▶ Collected data entries:
.....

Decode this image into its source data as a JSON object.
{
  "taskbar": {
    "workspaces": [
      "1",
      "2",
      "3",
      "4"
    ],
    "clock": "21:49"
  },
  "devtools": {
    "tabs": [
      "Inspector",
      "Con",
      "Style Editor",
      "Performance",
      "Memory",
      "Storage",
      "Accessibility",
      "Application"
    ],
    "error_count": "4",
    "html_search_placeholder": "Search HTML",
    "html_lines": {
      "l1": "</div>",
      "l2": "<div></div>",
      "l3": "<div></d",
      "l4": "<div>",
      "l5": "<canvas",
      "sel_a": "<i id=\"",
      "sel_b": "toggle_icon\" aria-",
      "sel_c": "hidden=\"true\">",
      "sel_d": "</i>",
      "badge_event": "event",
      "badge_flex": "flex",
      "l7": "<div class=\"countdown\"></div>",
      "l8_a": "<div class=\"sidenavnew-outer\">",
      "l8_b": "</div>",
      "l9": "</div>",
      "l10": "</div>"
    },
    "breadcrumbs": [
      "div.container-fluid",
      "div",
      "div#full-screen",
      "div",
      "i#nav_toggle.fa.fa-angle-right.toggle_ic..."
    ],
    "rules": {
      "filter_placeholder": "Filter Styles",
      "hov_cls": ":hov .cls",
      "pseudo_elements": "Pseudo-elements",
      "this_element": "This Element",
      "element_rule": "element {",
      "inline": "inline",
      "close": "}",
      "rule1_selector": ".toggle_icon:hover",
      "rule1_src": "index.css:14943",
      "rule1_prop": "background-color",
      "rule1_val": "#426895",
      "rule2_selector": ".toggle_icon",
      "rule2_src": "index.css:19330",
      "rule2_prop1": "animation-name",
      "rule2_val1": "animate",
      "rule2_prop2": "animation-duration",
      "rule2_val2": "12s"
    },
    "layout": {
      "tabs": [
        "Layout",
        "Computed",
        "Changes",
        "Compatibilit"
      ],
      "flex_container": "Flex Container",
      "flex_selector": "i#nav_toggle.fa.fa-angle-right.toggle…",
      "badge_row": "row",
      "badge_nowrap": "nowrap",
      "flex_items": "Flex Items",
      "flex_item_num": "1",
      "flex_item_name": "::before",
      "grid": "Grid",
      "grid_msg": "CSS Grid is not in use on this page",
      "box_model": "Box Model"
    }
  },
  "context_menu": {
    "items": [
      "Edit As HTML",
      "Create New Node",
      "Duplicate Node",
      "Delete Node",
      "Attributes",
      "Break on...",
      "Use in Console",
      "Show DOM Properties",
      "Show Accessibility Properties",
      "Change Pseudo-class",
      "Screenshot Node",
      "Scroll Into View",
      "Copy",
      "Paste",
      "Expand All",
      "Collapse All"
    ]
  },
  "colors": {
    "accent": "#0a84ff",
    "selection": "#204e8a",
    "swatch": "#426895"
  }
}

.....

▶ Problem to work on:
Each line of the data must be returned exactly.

▶ Expected answer:
Decode this image into its source data as a JSON object.
{
  "taskbar": {
    "workspaces": [
      "1",
      "2",
      "3",
      "4"
    ],
    "clock": "21:49"
  },
  "devtools": {
    "tabs": [
      "Inspector",
      "Con",
      "Style Editor",
      "Performance",
      "Memory",
      "Storage",
      "Accessibility",
      "Application"
    ],
    "error_count": "4",
    "html_search_placeholder": "Search HTML",
    "html_lines": {
      "l1": "</div>",
      "l2": "<div></div>",
      "l3": "<div></d",
      "l4": "<div>",
      "l5": "<canvas",
      "sel_a": "<i id=\"",
      "sel_b": "toggle_icon\" aria-",
      "sel_c": "hidden=\"true\">",
      "sel_d": "</i>",
      "badge_event": "event",
      "badge_flex": "flex",
      "l7": "<div class=\"countdown\"></div>",
      "l8_a": "<div class=\"sidenavnew-outer\">",
      "l8_b": "</div>",
      "l9": "</div>",
      "l10": "</div>"
    },
    "breadcrumbs": [
      "div.container-fluid",
      "div",
      "div#full-screen",
      "div",
      "i#nav_toggle.fa.fa-angle-right.toggle_ic..."
    ],
    "rules": {
      "filter_placeholder": "Filter Styles",
      "hov_cls": ":hov .cls",
      "pseudo_elements": "Pseudo-elements",
      "this_element": "This Element",
      "element_rule": "element {",
      "inline": "inline",
      "close": "}",
      "rule1_selector": ".toggle_icon:hover",
      "rule1_src": "index.css:14943",
      "rule1_prop": "background-color",
      "rule1_val": "#426895",
      "rule2_selector": ".toggle_icon",
      "rule2_src": "index.css:19330",
      "rule2_prop1": "animation-name",
      "rule2_val1": "animate",
      "rule2_prop2": "animation-duration",
      "rule2_val2": "12s"
    },
    "layout": {
      "tabs": [
        "Layout",
        "Computed",
        "Changes",
        "Compatibilit"
      ],
      "flex_container": "Flex Container",
      "flex_selector": "i#nav_toggle.fa.fa-angle-right.toggle…",
      "badge_row": "row",
      "badge_nowrap": "nowrap",
      "flex_items": "Flex Items",
      "flex_item_num": "1",
      "flex_item_name": "::before",
      "grid": "Grid",
      "grid_msg": "CSS Grid is not in use on this page",
      "box_model": "Box Model"
    }
  },
  "context_menu": {
    "items": [
      "Edit As HTML",
      "Create New Node",
      "Duplicate Node",
      "Delete Node",
      "Attributes",
      "Break on...",
      "Use in Console",
      "Show DOM Properties",
      "Show Accessibility Properties",
      "Change Pseudo-class",
      "Screenshot Node",
      "Scroll Into View",
      "Copy",
      "Paste",
      "Expand All",
      "Collapse All"
    ]
  },
  "colors": {
    "accent": "#0a84ff",
    "selection": "#204e8a",
    "swatch": "#426895"
  }
}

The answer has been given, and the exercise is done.